=== DATA FOR PROCESSING ===

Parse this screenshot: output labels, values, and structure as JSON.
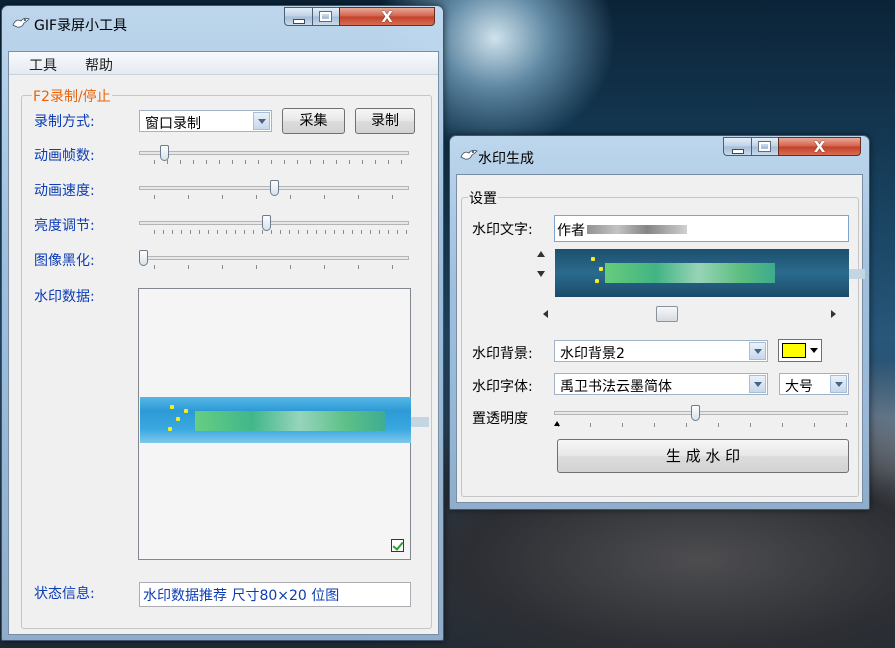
{
  "colors": {
    "accent_blue": "#0c3cb4",
    "legend_orange": "#e8650b",
    "swatch": "#ffff00",
    "banner_blue": "#2d9ad6",
    "banner_dark": "#1e5a7e"
  },
  "main_window": {
    "title": "GIF录屏小工具",
    "icon": "app-bird-icon",
    "menu": [
      "工具",
      "帮助"
    ],
    "group_label": "F2录制/停止",
    "record_mode_label": "录制方式:",
    "record_mode_value": "窗口录制",
    "capture_button": "采集",
    "record_button": "录制",
    "frames_label": "动画帧数:",
    "frames_level": 0.08,
    "speed_label": "动画速度:",
    "speed_level": 0.5,
    "brightness_label": "亮度调节:",
    "brightness_level": 0.47,
    "blacken_label": "图像黑化:",
    "blacken_level": 0.0,
    "watermark_data_label": "水印数据:",
    "watermark_checkbox_checked": true,
    "status_label": "状态信息:",
    "status_value": "水印数据推荐 尺寸80×20 位图"
  },
  "watermark_window": {
    "title": "水印生成",
    "icon": "app-bird-icon",
    "group_label": "设置",
    "text_label": "水印文字:",
    "text_value": "作者",
    "background_label": "水印背景:",
    "background_value": "水印背景2",
    "font_label": "水印字体:",
    "font_value": "禹卫书法云墨简体",
    "size_value": "大号",
    "transparency_label": "置透明度",
    "transparency_level": 0.48,
    "generate_button": "生 成 水 印"
  }
}
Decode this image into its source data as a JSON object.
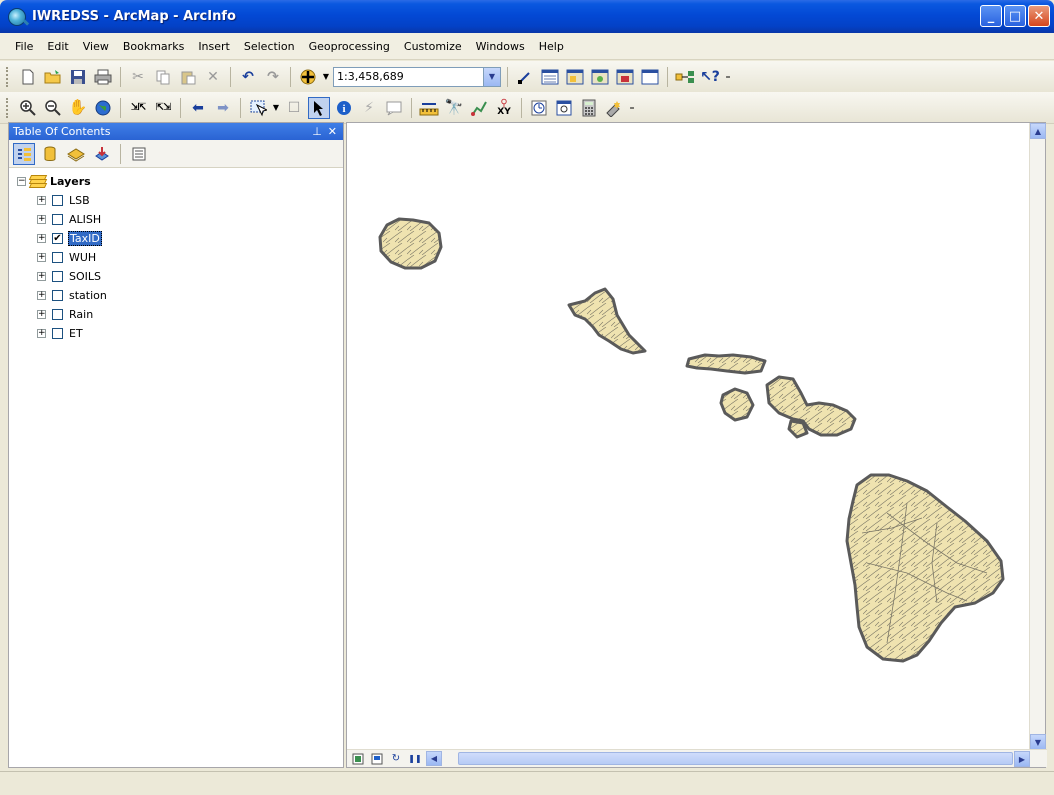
{
  "window": {
    "title": "IWREDSS - ArcMap - ArcInfo",
    "buttons": {
      "minimize": "_",
      "maximize": "□",
      "close": "✕"
    }
  },
  "menu": [
    "File",
    "Edit",
    "View",
    "Bookmarks",
    "Insert",
    "Selection",
    "Geoprocessing",
    "Customize",
    "Windows",
    "Help"
  ],
  "toolbar": {
    "scale": "1:3,458,689",
    "more_glyph": "₌"
  },
  "toc": {
    "title": "Table Of Contents",
    "pin_glyph": "⊥",
    "close_glyph": "✕",
    "root_label": "Layers",
    "root_expander": "−",
    "layers": [
      {
        "label": "LSB",
        "checked": false,
        "selected": false
      },
      {
        "label": "ALISH",
        "checked": false,
        "selected": false
      },
      {
        "label": "TaxID",
        "checked": true,
        "selected": true
      },
      {
        "label": "WUH",
        "checked": false,
        "selected": false
      },
      {
        "label": "SOILS",
        "checked": false,
        "selected": false
      },
      {
        "label": "station",
        "checked": false,
        "selected": false
      },
      {
        "label": "Rain",
        "checked": false,
        "selected": false
      },
      {
        "label": "ET",
        "checked": false,
        "selected": false
      }
    ],
    "child_expander": "+"
  },
  "colors": {
    "island_fill": "#efe3b0",
    "island_boundary": "#5a5a5a",
    "selection_highlight": "#316ac5",
    "title_bar": "#0349d5"
  }
}
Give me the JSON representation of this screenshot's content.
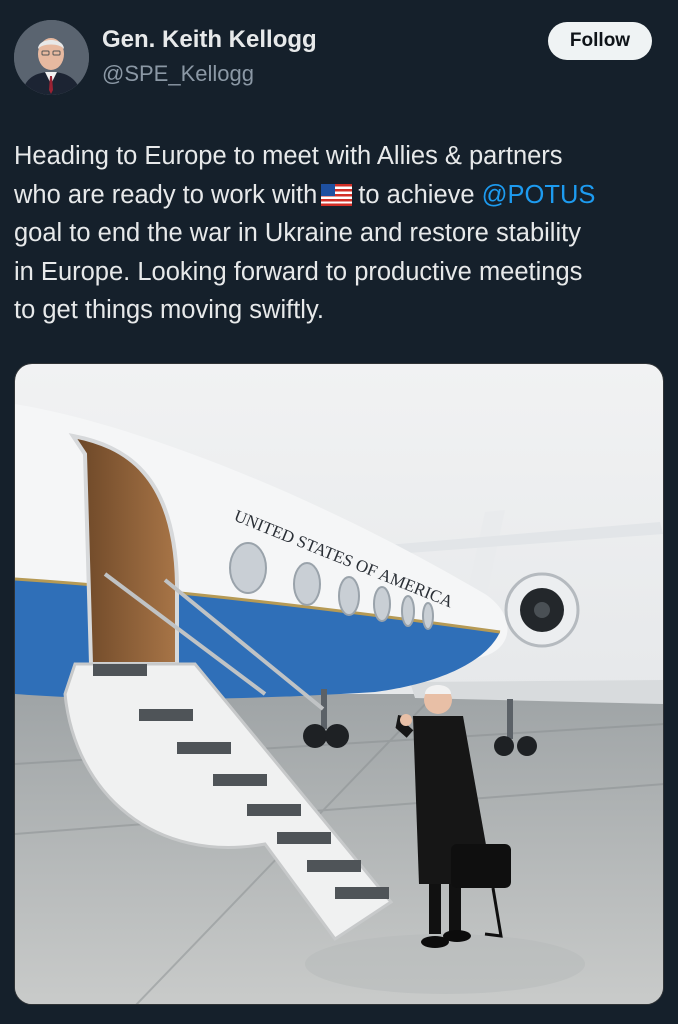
{
  "author": {
    "name": "Gen. Keith Kellogg",
    "handle": "@SPE_Kellogg",
    "avatar_icon": "profile-photo"
  },
  "follow_label": "Follow",
  "tweet": {
    "line1": "Heading to Europe to meet with Allies & partners",
    "line2_before": "who are ready to work with",
    "line2_emoji": "us-flag-emoji",
    "line2_after": "to achieve",
    "mention": "@POTUS",
    "line3": "goal to end the war in Ukraine and restore stability",
    "line4": "in Europe. Looking forward to productive meetings",
    "line5": "to get things moving swiftly."
  },
  "media": {
    "plane_lettering": "UNITED STATES OF AMERICA"
  },
  "colors": {
    "background": "#15202b",
    "text": "#e7e9ea",
    "secondary": "#8b98a5",
    "link": "#1d9bf0",
    "plane_blue": "#2f6fb8"
  }
}
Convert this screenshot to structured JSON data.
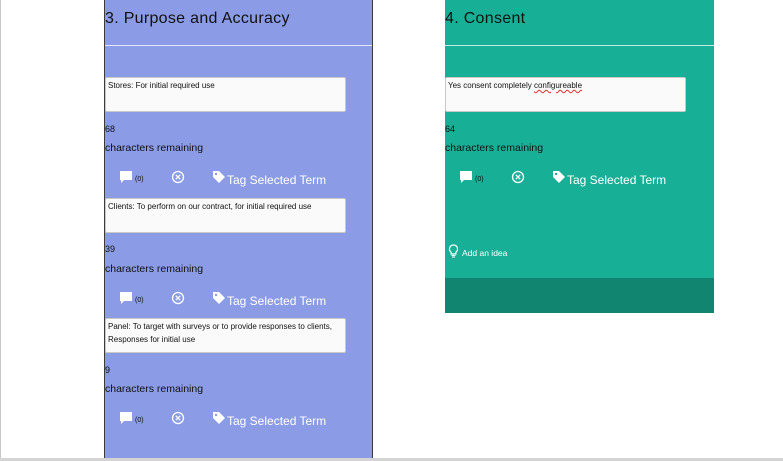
{
  "purpose": {
    "title": "3. Purpose and Accuracy",
    "terms": [
      {
        "text": "Stores: For initial required use",
        "remaining": "68"
      },
      {
        "text": "Clients: To perform on our contract, for initial required use",
        "remaining": "39"
      },
      {
        "text": "Panel: To target with surveys or to provide responses to clients, Responses for initial use",
        "remaining": "9"
      }
    ]
  },
  "consent": {
    "title": "4. Consent",
    "term": {
      "text_before": "Yes consent completely ",
      "text_misspelled": "configureable",
      "remaining": "64"
    }
  },
  "common": {
    "remaining_label": "characters remaining",
    "comment_count": "(0)",
    "tag_label": "Tag Selected Term",
    "add_idea_label": "Add an idea"
  },
  "icons": {
    "comment": "comment-icon",
    "remove": "remove-circle-icon",
    "tag": "tag-icon",
    "idea": "lightbulb-icon"
  },
  "colors": {
    "purpose_bg": "#8b9be6",
    "consent_bg": "#17b096",
    "consent_footer": "#128571"
  }
}
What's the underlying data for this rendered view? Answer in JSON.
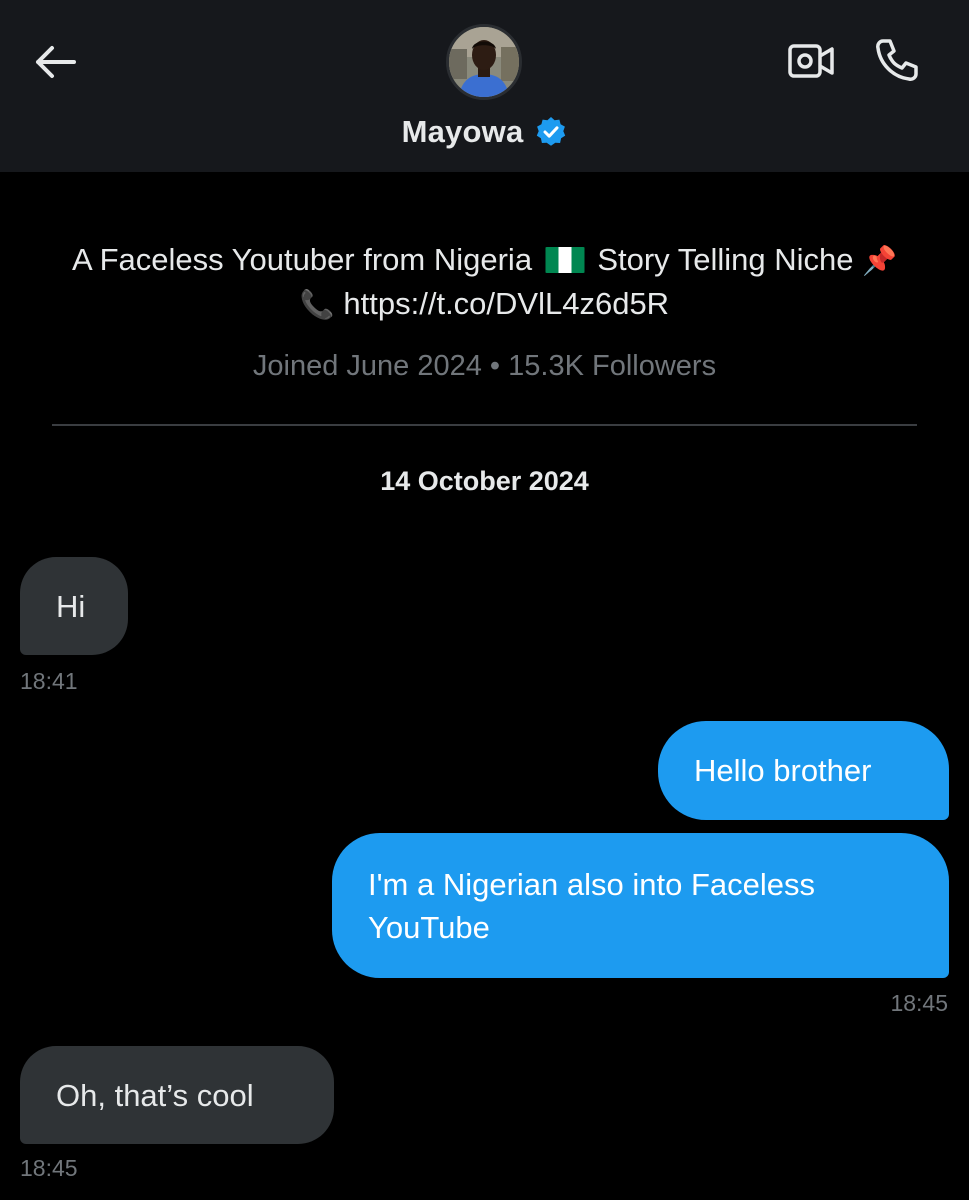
{
  "header": {
    "name": "Mayowa",
    "back_icon": "arrow-left-icon",
    "video_icon": "video-camera-icon",
    "call_icon": "phone-icon",
    "verified_icon": "verified-badge-icon",
    "verified_color": "#1d9bf0"
  },
  "profile": {
    "bio_part1": "A Faceless Youtuber from Nigeria",
    "bio_part2": "Story Telling Niche",
    "bio_pin": "📌",
    "bio_phone": "📞",
    "bio_link": "https://t.co/DVlL4z6d5R",
    "meta": "Joined June 2024 • 15.3K Followers"
  },
  "date_separator": "14 October 2024",
  "messages": [
    {
      "direction": "incoming",
      "text": "Hi",
      "time": "18:41"
    },
    {
      "direction": "outgoing",
      "text": "Hello brother",
      "time": ""
    },
    {
      "direction": "outgoing",
      "text": "I'm a Nigerian also into Faceless YouTube",
      "time": "18:45"
    },
    {
      "direction": "incoming",
      "text": "Oh, that’s cool",
      "time": "18:45"
    }
  ],
  "colors": {
    "background": "#000000",
    "header": "#16181c",
    "incoming_bubble": "#2f3336",
    "outgoing_bubble": "#1d9bf0",
    "muted_text": "#71767b"
  }
}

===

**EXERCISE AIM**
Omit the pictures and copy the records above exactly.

**RESPONSE BELOW**
Parse this screenshot: output labels, values, and structure as JSON.
{
  "colors": {
    "accent_blue": "#0c3cb4",
    "legend_orange": "#e8650b",
    "swatch": "#ffff00",
    "banner_blue": "#2d9ad6",
    "banner_dark": "#1e5a7e"
  },
  "main_window": {
    "title": "GIF录屏小工具",
    "icon": "app-bird-icon",
    "menu": [
      "工具",
      "帮助"
    ],
    "group_label": "F2录制/停止",
    "record_mode_label": "录制方式:",
    "record_mode_value": "窗口录制",
    "capture_button": "采集",
    "record_button": "录制",
    "frames_label": "动画帧数:",
    "frames_level": 0.08,
    "speed_label": "动画速度:",
    "speed_level": 0.5,
    "brightness_label": "亮度调节:",
    "brightness_level": 0.47,
    "blacken_label": "图像黑化:",
    "blacken_level": 0.0,
    "watermark_data_label": "水印数据:",
    "watermark_checkbox_checked": true,
    "status_label": "状态信息:",
    "status_value": "水印数据推荐 尺寸80×20 位图"
  },
  "watermark_window": {
    "title": "水印生成",
    "icon": "app-bird-icon",
    "group_label": "设置",
    "text_label": "水印文字:",
    "text_value": "作者",
    "background_label": "水印背景:",
    "background_value": "水印背景2",
    "font_label": "水印字体:",
    "font_value": "禹卫书法云墨简体",
    "size_value": "大号",
    "transparency_label": "置透明度",
    "transparency_level": 0.48,
    "generate_button": "生 成 水 印"
  }
}
Decode this image into its source data as a JSON object.
{
  "window": {
    "title": "IWREDSS - ArcMap - ArcInfo",
    "buttons": {
      "minimize": "_",
      "maximize": "□",
      "close": "✕"
    }
  },
  "menu": [
    "File",
    "Edit",
    "View",
    "Bookmarks",
    "Insert",
    "Selection",
    "Geoprocessing",
    "Customize",
    "Windows",
    "Help"
  ],
  "toolbar": {
    "scale": "1:3,458,689",
    "more_glyph": "₌"
  },
  "toc": {
    "title": "Table Of Contents",
    "pin_glyph": "⊥",
    "close_glyph": "✕",
    "root_label": "Layers",
    "root_expander": "−",
    "layers": [
      {
        "label": "LSB",
        "checked": false,
        "selected": false
      },
      {
        "label": "ALISH",
        "checked": false,
        "selected": false
      },
      {
        "label": "TaxID",
        "checked": true,
        "selected": true
      },
      {
        "label": "WUH",
        "checked": false,
        "selected": false
      },
      {
        "label": "SOILS",
        "checked": false,
        "selected": false
      },
      {
        "label": "station",
        "checked": false,
        "selected": false
      },
      {
        "label": "Rain",
        "checked": false,
        "selected": false
      },
      {
        "label": "ET",
        "checked": false,
        "selected": false
      }
    ],
    "child_expander": "+"
  },
  "colors": {
    "island_fill": "#efe3b0",
    "island_boundary": "#5a5a5a",
    "selection_highlight": "#316ac5",
    "title_bar": "#0349d5"
  }
}
Give me the JSON representation of this screenshot's content.
{
  "author": {
    "name": "Gen. Keith Kellogg",
    "handle": "@SPE_Kellogg",
    "avatar_icon": "profile-photo"
  },
  "follow_label": "Follow",
  "tweet": {
    "line1": "Heading to Europe to meet with Allies & partners",
    "line2_before": "who are ready to work with",
    "line2_emoji": "us-flag-emoji",
    "line2_after": "to achieve",
    "mention": "@POTUS",
    "line3": "goal to end the war in Ukraine and restore stability",
    "line4": "in Europe. Looking forward to productive meetings",
    "line5": "to get things moving swiftly."
  },
  "media": {
    "plane_lettering": "UNITED STATES OF AMERICA"
  },
  "colors": {
    "background": "#15202b",
    "text": "#e7e9ea",
    "secondary": "#8b98a5",
    "link": "#1d9bf0",
    "plane_blue": "#2f6fb8"
  }
}
Convert this screenshot to structured JSON data.
{
  "purpose": {
    "title": "3. Purpose and Accuracy",
    "terms": [
      {
        "text": "Stores: For initial required use",
        "remaining": "68"
      },
      {
        "text": "Clients: To perform on our contract, for initial required use",
        "remaining": "39"
      },
      {
        "text": "Panel: To target with surveys or to provide responses to clients, Responses for initial use",
        "remaining": "9"
      }
    ]
  },
  "consent": {
    "title": "4. Consent",
    "term": {
      "text_before": "Yes consent completely ",
      "text_misspelled": "configureable",
      "remaining": "64"
    }
  },
  "common": {
    "remaining_label": "characters remaining",
    "comment_count": "(0)",
    "tag_label": "Tag Selected Term",
    "add_idea_label": "Add an idea"
  },
  "icons": {
    "comment": "comment-icon",
    "remove": "remove-circle-icon",
    "tag": "tag-icon",
    "idea": "lightbulb-icon"
  },
  "colors": {
    "purpose_bg": "#8b9be6",
    "consent_bg": "#17b096",
    "consent_footer": "#128571"
  }
}
What's the underlying data for this rendered view? Answer in JSON.
{
  "header": {
    "name": "Mayowa",
    "back_icon": "arrow-left-icon",
    "video_icon": "video-camera-icon",
    "call_icon": "phone-icon",
    "verified_icon": "verified-badge-icon",
    "verified_color": "#1d9bf0"
  },
  "profile": {
    "bio_part1": "A Faceless Youtuber from Nigeria",
    "bio_part2": "Story Telling Niche",
    "bio_pin": "📌",
    "bio_phone": "📞",
    "bio_link": "https://t.co/DVlL4z6d5R",
    "meta": "Joined June 2024 • 15.3K Followers"
  },
  "date_separator": "14 October 2024",
  "messages": [
    {
      "direction": "incoming",
      "text": "Hi",
      "time": "18:41"
    },
    {
      "direction": "outgoing",
      "text": "Hello brother",
      "time": ""
    },
    {
      "direction": "outgoing",
      "text": "I'm a Nigerian also into Faceless YouTube",
      "time": "18:45"
    },
    {
      "direction": "incoming",
      "text": "Oh, that’s cool",
      "time": "18:45"
    }
  ],
  "colors": {
    "background": "#000000",
    "header": "#16181c",
    "incoming_bubble": "#2f3336",
    "outgoing_bubble": "#1d9bf0",
    "muted_text": "#71767b"
  }
}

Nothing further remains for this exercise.